From today until tomorrow 12 January, the ICJ hearings are underway addressing South Africa’s (RS) application to the ICJ invoking the Genocide Convention against Israel. As the war, besiegement and illegal occupation of Gaza continues, for some this will feel like a small step. Those that have all but given up hope. But for many others it is a significant step towards accountability.
Against the backdrop of the harrowing events in Gaza, the International Court of Justice (ICJ) finds itself at the epicenter of a historic moment as it commences hearings following South Africa’s application, invoking the Genocide Convention against Israel. The roots of this case lie in South Africa’s 84-page filing, accusing Israel of committing genocide by causing serious harm to Palestinians in Gaza and creating conditions calculated to bring about their physical destruction.
The filing details Israel’s alleged failure to provide essential humanitarian assistance during the conflict, including food, water, medicine, fuel, and shelter. Moreover, it emphasises the sustained bombing campaign, resulting in widespread destruction, forced evacuations, and a significant loss of life, according to Gaza health authorities. As the ICJ hearings unfold, they carry the weight of addressing these grave violations, serving as a crucial juncture for accountability and justice on a global stage.
Why is this case important?
The urgency of the ICJ hearings lies in their potential to set a precedent for addressing genocide and human rights violations on a global scale. The gravity of the accusations against Israel demands a thorough examination of the facts and a just resolution that reflects the principles enshrined in the Genocide Convention.
This case is not just about the specific conflict in Gaza; it resonates as a symbol of the international community’s commitment to preventing and condemning genocide wherever it may occur. The outcome of these hearings will reverberate far beyond the immediate parties involved, shaping the future of international law and accountability.
Organizational Sign-on Letter Calling on States to Support South Africa’s Genocide Convention Case Against Israel at the ICJ
At the heart of this movement is a sign-on letter, a rallying cry from over 800 organisations, including the Women’s International League for Peace and Freedom (WILPF). The letter urges nations to throw their weight behind South Africa’s genocide convention case against Israel at the ICJ. It’s a unified call for justice, a collective plea to hold those responsible accountable for their actions.
To grasp the depth of this initiative, the sign-on letter and accompanying press release provide crucial context and insights. They can be accessed below:

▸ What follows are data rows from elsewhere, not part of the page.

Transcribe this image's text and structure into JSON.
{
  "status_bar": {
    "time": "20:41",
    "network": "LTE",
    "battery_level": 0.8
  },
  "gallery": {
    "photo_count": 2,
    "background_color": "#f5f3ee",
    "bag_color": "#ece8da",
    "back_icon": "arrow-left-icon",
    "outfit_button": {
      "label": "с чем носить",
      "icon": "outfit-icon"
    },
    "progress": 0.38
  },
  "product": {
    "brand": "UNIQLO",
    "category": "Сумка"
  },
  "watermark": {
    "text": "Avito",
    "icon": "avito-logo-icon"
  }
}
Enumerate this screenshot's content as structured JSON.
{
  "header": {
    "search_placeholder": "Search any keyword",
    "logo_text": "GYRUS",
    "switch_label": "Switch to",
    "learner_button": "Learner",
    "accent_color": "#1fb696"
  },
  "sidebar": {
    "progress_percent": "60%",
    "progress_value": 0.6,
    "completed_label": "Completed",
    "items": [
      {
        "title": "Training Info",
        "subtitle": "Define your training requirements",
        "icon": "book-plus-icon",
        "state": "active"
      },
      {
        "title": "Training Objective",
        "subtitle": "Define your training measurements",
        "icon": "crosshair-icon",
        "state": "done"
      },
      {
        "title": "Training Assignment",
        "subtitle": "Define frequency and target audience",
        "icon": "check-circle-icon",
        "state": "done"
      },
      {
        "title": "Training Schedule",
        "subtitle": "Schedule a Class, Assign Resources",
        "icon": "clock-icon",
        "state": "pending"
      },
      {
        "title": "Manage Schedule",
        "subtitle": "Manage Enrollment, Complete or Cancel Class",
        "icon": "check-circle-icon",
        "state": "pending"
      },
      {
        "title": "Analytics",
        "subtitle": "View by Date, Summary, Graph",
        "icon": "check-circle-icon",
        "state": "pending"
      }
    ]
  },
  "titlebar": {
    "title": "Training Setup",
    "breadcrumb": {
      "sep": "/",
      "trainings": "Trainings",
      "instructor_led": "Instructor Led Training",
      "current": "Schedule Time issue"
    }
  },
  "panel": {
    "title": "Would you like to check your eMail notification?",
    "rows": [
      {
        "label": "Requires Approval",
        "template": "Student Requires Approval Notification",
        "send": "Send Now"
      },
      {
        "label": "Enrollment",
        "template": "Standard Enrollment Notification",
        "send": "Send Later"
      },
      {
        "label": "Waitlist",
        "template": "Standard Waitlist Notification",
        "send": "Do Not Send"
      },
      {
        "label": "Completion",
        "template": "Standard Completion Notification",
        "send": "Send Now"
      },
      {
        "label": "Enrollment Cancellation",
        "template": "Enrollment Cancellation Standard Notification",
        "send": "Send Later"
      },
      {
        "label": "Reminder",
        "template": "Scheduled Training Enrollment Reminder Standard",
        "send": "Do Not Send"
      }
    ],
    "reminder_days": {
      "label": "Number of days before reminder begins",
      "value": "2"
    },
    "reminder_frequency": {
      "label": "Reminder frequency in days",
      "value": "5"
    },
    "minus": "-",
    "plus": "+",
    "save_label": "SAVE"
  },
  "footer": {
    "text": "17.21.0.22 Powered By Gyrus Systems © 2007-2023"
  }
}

Livestream Link for ICJ Hearings
For those wanting to witness the proceedings firsthand, the livestream link for the ICJ hearings is available here.